Virginia is well known as an area steeped in Civil War history, an abundant supply of interesting places to visit and southern finery. However, Virginia has many other assets including early blooming periods, mild climate and rich soil systems. From the coastal regions to the mountains, the Virginian landscape is all inclusive. However, the ground begins to show signs of new life as early as March and April throughout the state. Generally the last frost can be expected as early as April. For this reason, Virginia is the home to many native plants that bloom early in the growing season adding color and texture to the landscape following the bleak winter.
Mertensia Virginica, also known as Virginia bluebells is a harbinger of spring. These perennials grow in small clusters with smooth gray-green foliage and trumpet shaped flowers. According to the Lady Bird Johnson Wildflower Center at The University of Texas, Virginia bluebell creates a spectacular show when grown in masses. In Virginia these flowers generally bloom March through June and adapt well to shade or partial shade conditions and moist soil.
Dicentra Spectabilis, commonly called Bleeding hearts, is a popular shade garden perennial.
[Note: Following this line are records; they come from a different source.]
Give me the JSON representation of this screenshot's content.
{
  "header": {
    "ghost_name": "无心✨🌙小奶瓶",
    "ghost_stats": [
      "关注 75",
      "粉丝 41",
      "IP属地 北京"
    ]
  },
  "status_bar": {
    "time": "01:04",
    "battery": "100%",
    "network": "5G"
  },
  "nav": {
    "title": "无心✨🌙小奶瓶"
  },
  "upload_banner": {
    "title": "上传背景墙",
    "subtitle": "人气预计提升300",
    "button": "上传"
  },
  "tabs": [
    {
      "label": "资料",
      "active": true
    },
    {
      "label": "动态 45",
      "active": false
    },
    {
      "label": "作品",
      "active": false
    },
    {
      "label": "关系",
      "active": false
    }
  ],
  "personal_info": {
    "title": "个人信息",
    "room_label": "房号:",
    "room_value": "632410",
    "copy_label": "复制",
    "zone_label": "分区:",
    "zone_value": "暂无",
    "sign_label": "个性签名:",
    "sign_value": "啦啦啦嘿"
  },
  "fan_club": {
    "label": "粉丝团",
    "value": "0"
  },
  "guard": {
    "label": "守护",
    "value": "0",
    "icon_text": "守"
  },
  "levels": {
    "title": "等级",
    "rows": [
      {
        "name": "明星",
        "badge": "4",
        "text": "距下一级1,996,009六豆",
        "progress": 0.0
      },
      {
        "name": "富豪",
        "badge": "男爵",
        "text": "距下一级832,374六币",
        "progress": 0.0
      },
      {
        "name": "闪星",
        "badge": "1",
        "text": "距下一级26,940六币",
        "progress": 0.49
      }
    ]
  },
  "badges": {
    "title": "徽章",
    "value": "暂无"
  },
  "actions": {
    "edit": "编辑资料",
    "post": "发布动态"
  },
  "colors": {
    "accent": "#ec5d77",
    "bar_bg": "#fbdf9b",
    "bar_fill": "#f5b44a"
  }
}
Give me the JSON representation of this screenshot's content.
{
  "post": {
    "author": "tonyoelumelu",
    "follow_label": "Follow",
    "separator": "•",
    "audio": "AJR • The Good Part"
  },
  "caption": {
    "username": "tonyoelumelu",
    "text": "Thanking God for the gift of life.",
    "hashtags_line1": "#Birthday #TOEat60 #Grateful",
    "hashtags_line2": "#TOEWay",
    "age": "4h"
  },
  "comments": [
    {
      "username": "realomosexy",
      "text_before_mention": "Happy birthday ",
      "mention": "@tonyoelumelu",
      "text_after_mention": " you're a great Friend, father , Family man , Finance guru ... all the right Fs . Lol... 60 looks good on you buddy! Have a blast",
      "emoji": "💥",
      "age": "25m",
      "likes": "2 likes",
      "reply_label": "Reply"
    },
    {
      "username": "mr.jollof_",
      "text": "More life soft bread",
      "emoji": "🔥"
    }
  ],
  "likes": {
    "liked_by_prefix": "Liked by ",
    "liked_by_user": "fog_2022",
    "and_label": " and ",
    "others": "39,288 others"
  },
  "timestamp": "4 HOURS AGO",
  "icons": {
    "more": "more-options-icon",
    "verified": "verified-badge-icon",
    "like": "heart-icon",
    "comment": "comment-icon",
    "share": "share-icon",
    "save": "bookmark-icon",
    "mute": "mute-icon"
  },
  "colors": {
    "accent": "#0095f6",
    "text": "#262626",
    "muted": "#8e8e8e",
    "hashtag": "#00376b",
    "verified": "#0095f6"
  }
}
This Virginia native plant blooms from mid-spring to early summer. According to the University of Illinois Extension, bleeding hearts are well adapted to moist well drained soil. In addition, the web site asserts that old fashion bleeding hearts will go dormant during the summer months, causing the foliage to turn yellow and die back.
Anemonella thalictroides, Anemone, is another early spring plant that often blooms in March and April. These spring flowers feature oval shaped green leaves with small white or light pink petals that surround a yellow center. According to the University of Arkansas Division of Agriculture, the anemone blossom remains fresh and attractive for three weeks or more. “Because the showy parts of the flowers are sepals and not true petals, individual blossoms remain attractive for three weeks or longer, making them one of the longest blooming plants of the spring flora,” UADA states.
Cornus florida is a small flowering shrub or tree commonly referred to as the flowering dogwood. Dogwoods produce green colored oval leaves that often have wavy margins. According to Virginia Tech’s Department of Forest Resources and Environmental Conservation, dogwoods bloom in small clusters with white or light pink blossoms in mid-spring. Dogwoods will tolerate moist soil with periodic dry spells. And although the Dogwood prefers partial shade this flowing shrub will tolerate full sun.